--- TASK DIRECTIONS ---
For the data below, report the number of lines that contain the string "name" and nothing else.

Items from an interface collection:
################

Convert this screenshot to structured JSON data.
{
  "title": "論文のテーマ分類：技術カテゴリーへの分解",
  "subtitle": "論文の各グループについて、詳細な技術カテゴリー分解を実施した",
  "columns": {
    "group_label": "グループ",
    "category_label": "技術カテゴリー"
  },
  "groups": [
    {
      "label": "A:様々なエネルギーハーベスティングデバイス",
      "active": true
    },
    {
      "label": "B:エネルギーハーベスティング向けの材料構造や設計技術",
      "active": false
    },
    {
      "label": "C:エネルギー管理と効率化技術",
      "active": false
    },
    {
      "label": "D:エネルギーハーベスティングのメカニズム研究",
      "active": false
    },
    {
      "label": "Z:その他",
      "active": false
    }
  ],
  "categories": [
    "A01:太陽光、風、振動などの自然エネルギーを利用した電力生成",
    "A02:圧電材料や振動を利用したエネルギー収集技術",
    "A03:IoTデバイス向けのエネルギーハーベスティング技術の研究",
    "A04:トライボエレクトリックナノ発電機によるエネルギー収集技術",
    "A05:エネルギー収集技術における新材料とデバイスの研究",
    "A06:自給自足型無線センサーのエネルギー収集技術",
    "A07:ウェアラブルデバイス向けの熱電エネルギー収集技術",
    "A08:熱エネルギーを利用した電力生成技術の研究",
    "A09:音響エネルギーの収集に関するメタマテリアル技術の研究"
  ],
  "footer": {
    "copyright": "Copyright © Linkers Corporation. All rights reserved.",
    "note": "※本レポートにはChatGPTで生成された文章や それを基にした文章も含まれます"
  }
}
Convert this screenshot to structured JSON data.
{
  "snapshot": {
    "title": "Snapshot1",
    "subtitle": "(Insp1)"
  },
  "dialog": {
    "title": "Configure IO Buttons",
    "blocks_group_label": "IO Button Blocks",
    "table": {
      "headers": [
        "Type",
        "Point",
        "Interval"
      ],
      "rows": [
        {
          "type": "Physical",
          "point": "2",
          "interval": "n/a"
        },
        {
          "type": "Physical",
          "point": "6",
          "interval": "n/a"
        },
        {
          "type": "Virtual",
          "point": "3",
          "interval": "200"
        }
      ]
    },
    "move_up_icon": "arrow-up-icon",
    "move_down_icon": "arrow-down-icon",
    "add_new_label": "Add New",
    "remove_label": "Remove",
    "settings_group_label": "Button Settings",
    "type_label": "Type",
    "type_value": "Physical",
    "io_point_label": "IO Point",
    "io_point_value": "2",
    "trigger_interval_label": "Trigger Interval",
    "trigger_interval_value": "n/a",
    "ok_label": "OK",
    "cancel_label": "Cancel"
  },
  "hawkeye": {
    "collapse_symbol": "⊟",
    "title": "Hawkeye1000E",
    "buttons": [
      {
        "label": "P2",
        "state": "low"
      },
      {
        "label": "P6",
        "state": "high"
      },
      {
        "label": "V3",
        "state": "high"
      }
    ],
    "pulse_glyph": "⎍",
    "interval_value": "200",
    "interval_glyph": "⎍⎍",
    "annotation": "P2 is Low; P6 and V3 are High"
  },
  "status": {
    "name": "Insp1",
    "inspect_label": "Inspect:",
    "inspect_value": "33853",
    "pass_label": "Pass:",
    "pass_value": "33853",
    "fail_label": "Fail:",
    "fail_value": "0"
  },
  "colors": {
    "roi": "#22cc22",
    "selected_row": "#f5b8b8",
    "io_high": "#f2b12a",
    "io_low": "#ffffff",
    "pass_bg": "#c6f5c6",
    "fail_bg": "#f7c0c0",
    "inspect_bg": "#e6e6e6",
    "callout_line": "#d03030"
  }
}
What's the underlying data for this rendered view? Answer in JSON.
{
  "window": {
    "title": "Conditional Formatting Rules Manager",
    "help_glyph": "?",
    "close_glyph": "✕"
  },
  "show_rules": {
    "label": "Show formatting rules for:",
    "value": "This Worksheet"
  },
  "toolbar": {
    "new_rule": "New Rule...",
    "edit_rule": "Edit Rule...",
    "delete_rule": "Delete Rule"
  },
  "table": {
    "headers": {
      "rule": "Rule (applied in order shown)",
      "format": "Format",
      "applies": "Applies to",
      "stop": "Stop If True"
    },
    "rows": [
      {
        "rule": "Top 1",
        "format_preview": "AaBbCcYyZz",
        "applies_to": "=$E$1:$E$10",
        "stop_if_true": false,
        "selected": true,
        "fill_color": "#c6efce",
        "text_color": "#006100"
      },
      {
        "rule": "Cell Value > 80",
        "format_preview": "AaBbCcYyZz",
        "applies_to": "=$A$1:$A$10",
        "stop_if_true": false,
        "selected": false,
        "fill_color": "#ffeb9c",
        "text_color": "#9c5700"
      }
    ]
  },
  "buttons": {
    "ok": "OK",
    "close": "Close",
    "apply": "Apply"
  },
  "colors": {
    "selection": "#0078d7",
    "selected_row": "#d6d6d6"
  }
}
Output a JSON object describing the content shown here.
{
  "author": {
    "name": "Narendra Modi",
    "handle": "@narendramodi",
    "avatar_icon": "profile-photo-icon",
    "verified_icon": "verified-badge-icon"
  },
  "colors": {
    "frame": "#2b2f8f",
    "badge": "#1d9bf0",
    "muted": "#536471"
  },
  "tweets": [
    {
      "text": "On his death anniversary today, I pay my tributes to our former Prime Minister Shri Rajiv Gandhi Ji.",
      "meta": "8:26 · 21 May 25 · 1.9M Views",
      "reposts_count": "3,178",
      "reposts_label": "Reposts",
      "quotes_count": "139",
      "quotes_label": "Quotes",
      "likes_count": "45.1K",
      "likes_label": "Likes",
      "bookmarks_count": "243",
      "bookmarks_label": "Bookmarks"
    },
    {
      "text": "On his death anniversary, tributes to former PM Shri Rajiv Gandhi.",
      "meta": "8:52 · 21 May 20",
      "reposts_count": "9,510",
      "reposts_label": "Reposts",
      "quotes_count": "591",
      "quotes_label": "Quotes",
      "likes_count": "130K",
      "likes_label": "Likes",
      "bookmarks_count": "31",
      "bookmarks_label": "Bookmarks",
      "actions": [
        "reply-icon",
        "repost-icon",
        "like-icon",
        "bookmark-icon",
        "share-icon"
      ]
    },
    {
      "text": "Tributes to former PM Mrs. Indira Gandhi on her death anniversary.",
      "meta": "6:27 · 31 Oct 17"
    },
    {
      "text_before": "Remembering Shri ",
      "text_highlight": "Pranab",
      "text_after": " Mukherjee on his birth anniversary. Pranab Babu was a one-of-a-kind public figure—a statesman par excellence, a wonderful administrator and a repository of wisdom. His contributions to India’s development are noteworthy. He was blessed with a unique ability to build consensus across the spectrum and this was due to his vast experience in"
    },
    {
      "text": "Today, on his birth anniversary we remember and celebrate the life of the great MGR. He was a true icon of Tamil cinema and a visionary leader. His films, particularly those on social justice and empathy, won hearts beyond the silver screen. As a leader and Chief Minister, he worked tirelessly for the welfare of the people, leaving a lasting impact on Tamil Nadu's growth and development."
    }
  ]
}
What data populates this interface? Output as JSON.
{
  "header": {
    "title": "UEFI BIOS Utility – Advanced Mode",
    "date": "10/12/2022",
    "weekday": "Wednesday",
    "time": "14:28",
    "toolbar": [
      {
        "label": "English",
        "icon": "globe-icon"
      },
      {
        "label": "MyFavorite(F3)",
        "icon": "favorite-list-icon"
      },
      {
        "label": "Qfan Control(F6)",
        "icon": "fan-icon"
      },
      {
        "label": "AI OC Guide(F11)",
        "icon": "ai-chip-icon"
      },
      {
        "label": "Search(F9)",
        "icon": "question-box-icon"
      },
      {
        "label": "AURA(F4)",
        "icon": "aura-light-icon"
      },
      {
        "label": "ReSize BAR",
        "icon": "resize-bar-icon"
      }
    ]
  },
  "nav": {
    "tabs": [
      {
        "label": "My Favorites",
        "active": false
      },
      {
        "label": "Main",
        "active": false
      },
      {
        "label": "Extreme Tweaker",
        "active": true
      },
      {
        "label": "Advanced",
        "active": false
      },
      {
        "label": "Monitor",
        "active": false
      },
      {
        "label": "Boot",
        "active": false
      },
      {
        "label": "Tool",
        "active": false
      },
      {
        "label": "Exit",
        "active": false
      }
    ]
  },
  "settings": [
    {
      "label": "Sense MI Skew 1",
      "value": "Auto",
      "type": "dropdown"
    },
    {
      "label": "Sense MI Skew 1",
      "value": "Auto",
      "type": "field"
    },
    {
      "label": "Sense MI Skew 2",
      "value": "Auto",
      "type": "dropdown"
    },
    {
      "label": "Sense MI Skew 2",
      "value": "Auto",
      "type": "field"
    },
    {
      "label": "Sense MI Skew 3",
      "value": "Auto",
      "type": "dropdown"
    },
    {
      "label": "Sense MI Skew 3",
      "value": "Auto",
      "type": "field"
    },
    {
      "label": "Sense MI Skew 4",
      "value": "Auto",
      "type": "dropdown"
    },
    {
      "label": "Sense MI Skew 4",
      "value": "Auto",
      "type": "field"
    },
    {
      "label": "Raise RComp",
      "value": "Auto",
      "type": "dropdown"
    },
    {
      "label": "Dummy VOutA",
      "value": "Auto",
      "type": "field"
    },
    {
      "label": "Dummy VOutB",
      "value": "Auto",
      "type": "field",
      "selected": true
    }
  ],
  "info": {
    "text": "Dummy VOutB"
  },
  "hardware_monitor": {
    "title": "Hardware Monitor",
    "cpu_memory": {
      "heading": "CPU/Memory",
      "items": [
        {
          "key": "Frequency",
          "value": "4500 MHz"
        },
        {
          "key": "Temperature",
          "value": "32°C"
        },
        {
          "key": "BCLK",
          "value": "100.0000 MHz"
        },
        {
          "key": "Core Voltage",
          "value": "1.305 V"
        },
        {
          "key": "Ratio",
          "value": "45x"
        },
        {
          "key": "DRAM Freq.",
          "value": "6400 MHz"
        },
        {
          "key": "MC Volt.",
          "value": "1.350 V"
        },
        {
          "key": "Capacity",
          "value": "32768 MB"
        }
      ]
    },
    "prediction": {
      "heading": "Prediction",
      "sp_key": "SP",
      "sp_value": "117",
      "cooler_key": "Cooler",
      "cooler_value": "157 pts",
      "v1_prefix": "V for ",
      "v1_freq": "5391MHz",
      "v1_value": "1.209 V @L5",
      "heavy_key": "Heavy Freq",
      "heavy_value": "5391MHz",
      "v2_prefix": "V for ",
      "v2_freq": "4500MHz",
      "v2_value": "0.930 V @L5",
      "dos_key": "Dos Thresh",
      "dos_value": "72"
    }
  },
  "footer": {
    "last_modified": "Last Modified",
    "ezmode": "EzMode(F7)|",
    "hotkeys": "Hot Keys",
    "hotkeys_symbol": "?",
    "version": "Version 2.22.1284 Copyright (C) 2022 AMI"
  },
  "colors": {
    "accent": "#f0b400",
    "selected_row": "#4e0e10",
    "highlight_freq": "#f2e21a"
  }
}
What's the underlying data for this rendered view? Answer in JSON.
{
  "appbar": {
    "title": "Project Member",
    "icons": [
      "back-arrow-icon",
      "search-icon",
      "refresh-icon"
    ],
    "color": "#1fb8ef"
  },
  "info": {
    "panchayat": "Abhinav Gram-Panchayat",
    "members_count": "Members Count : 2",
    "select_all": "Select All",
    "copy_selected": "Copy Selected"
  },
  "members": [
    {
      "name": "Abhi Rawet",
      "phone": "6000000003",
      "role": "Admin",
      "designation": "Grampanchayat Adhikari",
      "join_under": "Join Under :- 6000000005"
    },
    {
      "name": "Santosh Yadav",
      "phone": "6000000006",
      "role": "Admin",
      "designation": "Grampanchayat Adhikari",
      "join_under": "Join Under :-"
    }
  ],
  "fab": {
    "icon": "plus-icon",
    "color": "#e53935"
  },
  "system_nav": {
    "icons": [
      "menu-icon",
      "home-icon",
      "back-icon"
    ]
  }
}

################

--- ANSWER FOR THIS EXERCISE ---
4